• _What the task asks_
Examine every line of the listing below. Count those containing "JSON" and state only the result.
[Task inputs Boundary: Start]
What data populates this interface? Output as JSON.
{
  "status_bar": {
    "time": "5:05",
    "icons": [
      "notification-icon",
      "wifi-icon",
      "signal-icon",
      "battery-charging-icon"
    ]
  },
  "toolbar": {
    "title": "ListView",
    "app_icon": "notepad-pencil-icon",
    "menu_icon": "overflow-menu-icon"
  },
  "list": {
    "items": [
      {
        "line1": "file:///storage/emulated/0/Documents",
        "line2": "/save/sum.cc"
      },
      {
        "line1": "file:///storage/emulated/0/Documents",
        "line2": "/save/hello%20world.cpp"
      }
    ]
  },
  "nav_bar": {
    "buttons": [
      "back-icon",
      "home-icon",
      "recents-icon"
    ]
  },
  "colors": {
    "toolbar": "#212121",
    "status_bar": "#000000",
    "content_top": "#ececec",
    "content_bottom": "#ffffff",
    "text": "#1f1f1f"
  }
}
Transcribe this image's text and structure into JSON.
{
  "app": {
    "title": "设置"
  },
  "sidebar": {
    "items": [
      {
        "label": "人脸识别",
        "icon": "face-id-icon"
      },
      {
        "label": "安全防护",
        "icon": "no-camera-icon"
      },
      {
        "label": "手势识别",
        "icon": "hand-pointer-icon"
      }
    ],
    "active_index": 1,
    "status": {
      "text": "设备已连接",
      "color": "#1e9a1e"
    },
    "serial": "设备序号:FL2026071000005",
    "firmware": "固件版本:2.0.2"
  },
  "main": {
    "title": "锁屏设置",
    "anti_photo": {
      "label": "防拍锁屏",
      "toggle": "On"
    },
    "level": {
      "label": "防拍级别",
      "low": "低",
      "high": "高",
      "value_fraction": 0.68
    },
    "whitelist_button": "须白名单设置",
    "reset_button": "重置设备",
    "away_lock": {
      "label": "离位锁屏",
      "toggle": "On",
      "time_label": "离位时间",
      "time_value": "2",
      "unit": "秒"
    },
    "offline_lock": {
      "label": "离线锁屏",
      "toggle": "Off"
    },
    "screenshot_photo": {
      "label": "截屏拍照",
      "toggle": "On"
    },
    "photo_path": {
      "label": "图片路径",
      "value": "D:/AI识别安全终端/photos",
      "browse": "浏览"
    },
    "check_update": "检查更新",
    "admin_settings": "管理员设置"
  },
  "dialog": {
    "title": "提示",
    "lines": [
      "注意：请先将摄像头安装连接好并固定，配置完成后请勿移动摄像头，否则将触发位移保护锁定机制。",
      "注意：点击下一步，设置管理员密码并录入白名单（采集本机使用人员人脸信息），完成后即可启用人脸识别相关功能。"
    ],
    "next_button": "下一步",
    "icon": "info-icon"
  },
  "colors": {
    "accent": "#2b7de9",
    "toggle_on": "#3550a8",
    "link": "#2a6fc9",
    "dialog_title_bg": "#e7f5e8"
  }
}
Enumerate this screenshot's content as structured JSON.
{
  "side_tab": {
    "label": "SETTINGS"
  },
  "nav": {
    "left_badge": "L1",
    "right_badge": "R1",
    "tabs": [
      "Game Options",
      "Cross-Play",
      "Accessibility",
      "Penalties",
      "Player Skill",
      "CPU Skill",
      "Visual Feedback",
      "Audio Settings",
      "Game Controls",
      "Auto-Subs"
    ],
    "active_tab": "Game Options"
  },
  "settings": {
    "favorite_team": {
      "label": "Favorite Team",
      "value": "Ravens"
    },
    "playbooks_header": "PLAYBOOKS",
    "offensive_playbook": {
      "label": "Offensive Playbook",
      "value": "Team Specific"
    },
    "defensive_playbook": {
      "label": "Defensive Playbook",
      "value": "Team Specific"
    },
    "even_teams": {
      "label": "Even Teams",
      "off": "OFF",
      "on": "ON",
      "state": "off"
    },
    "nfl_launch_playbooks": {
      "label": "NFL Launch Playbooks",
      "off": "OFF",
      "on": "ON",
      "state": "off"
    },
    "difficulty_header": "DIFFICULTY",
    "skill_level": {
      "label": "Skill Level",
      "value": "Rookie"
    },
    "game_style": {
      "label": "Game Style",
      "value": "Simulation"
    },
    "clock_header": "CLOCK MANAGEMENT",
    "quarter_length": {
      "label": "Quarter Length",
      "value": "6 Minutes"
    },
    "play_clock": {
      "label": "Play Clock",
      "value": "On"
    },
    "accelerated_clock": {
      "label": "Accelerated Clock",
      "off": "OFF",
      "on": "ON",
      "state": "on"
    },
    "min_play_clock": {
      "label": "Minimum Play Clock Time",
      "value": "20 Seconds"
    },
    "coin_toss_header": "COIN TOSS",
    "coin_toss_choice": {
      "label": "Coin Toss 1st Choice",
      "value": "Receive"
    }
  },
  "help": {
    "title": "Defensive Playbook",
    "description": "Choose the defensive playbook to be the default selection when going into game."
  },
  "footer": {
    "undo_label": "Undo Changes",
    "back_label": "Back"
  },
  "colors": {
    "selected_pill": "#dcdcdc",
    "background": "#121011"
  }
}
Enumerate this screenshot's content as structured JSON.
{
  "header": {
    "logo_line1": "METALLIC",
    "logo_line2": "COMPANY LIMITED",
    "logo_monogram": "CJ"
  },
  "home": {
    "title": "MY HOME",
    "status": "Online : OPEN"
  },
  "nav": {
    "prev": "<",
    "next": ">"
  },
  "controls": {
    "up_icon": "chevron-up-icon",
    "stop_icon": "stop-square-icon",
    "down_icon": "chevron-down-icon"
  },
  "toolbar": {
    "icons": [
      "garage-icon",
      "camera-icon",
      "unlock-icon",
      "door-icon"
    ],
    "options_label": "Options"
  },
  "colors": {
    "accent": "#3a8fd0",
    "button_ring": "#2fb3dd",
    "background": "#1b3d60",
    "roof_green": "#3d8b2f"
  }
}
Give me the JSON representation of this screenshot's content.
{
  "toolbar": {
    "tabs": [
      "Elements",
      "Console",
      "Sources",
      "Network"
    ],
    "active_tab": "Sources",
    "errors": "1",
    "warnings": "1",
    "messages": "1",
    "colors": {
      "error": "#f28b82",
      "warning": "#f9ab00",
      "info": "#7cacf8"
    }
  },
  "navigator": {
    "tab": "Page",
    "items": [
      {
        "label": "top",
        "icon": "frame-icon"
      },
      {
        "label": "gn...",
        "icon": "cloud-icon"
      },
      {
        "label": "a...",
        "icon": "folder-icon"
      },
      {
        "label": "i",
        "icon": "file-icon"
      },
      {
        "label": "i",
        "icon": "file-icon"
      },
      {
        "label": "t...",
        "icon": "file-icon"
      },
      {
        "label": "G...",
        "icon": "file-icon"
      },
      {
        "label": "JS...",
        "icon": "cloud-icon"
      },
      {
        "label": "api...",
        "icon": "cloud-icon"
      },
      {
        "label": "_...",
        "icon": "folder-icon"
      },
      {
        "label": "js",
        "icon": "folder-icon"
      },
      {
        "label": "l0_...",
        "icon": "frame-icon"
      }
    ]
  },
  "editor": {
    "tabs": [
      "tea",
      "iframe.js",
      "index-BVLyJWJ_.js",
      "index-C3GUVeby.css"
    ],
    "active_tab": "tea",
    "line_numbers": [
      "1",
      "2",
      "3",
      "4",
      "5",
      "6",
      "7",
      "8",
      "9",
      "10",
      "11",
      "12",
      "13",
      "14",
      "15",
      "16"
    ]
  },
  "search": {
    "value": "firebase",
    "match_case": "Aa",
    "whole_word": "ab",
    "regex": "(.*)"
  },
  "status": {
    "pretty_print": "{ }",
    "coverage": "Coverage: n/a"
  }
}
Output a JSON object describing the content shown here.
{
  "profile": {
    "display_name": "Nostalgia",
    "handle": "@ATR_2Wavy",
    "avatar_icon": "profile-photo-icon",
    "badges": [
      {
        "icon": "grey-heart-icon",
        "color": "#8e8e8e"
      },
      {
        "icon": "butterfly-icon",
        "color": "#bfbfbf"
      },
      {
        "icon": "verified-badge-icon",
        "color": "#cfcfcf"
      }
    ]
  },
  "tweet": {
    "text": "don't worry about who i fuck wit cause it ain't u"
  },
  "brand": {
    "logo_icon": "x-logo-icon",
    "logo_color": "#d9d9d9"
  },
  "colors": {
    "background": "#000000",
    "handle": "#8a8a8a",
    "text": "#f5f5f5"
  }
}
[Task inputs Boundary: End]
• _Exercise solution_
6